Thus, the Jacksons and Sharptons are viewed in the community as the champions. What is needed is increased exposure of the black conserviative view because it resonates soundly within the community when its exposed enough.

Like others within the African American community, Jackson and Sharpton feed off of the misery and troubles of the people. Both are intelligent men, of which causes me to believe that they actually know what it would take to lift troubled African Americans up above many of those circumstances. However, there is the temptation for wealth, power and exposure presented to them by the liberal media - enough power to use the entire African American community against a billion-dollar corporation to extort for oneself and his minions great wealth and personal benefit. They are of the race profiteering industry.

FP: Dr. Melvin L. Johnson, thank you for joining us today.

Johnson: Thank you, it has certainly been a pleasure.

Jamie Glazov is Frontpage Magazine's editor. He holds a Ph.D. in History with a specialty in Russian, U.S. and Canadian foreign policy.
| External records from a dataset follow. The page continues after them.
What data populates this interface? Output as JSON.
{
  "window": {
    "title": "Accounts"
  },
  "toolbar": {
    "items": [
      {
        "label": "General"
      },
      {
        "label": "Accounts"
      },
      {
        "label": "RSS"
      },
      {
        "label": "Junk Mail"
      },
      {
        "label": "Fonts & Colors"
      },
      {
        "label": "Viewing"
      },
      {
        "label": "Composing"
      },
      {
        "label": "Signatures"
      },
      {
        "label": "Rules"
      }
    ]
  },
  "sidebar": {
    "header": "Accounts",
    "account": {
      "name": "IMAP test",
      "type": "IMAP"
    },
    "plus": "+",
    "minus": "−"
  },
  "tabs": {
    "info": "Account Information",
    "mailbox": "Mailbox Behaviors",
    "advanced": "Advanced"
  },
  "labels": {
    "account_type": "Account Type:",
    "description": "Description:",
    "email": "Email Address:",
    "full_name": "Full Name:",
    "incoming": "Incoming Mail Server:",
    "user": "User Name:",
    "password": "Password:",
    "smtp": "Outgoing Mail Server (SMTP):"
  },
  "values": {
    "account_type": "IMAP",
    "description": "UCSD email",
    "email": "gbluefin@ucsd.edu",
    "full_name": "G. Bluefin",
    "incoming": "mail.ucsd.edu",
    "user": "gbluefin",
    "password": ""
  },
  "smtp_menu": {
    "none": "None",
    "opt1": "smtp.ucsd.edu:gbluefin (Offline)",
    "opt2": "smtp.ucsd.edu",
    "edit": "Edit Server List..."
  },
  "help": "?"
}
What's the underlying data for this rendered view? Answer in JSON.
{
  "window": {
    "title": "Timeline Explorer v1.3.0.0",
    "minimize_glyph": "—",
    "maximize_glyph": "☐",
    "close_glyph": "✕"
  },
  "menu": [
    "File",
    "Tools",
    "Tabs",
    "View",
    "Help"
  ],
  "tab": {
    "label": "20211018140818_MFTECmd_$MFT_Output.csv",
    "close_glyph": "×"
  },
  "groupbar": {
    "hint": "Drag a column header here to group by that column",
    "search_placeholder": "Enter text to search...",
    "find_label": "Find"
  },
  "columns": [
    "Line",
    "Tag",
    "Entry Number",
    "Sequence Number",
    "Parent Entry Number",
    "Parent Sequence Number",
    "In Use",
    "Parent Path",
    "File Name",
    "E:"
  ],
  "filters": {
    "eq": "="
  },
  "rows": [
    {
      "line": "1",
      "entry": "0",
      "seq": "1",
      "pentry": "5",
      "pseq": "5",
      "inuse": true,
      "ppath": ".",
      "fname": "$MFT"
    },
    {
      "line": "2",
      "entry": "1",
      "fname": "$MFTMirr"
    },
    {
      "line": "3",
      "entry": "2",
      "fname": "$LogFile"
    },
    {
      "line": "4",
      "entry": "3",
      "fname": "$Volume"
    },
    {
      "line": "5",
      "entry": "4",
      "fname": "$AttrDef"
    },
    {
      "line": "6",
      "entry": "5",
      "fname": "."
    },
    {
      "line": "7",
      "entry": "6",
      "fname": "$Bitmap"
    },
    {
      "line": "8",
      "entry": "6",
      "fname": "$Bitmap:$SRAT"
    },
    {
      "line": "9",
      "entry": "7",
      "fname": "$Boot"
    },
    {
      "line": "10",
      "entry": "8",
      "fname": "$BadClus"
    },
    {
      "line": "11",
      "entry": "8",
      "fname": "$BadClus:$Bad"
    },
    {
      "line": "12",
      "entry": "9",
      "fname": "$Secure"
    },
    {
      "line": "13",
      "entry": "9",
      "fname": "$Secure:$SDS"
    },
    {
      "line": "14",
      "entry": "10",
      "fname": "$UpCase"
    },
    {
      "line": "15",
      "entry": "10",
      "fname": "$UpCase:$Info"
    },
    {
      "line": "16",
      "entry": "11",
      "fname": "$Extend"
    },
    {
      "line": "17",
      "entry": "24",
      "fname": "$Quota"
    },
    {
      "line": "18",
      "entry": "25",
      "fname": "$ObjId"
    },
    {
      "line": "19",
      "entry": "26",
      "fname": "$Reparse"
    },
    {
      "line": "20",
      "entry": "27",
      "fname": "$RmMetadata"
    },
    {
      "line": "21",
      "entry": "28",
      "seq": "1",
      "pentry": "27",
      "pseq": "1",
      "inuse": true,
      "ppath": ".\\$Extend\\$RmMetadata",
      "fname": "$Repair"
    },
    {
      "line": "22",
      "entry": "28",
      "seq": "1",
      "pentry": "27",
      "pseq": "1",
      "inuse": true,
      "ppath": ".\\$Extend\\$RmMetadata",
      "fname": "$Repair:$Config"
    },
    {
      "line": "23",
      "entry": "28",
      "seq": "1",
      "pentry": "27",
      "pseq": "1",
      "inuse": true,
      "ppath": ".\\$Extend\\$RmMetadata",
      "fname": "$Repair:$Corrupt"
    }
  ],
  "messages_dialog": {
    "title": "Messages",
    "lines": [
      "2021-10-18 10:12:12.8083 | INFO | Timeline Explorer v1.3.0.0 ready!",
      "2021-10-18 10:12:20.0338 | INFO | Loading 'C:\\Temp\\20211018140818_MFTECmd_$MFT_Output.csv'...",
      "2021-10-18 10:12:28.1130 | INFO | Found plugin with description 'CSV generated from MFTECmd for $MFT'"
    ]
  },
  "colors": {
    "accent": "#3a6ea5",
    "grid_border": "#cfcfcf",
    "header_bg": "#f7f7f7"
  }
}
He is the author of Canadian Policy Toward Khrushchev’s Soviet Union and is the co-editor (with David Horowitz) of The Hate America Left. He edited and wrote the introduction to David Horowitz’s Left Illusions. His new book is United in Hate: The Left's Romance with Tyranny and Terror. To see his previous symposiums, interviews and articles Click Here. Email him at jglazov@rogers.com.

We have implemented a new commenting system. To use it you must login/register with disqus. Registering is simple and can be done while posting this comment itself. Please contact gzenone [at] horowitzfreedomcenter.org if you have any difficulties.
blog comments powered by Disqus

Home | Blog | Horowitz | Archives | Columnists | Search | Store | Links | CSPC | Contact | Advertise with Us | Privacy Policy

Copyright©2007 FrontPageMagazine.com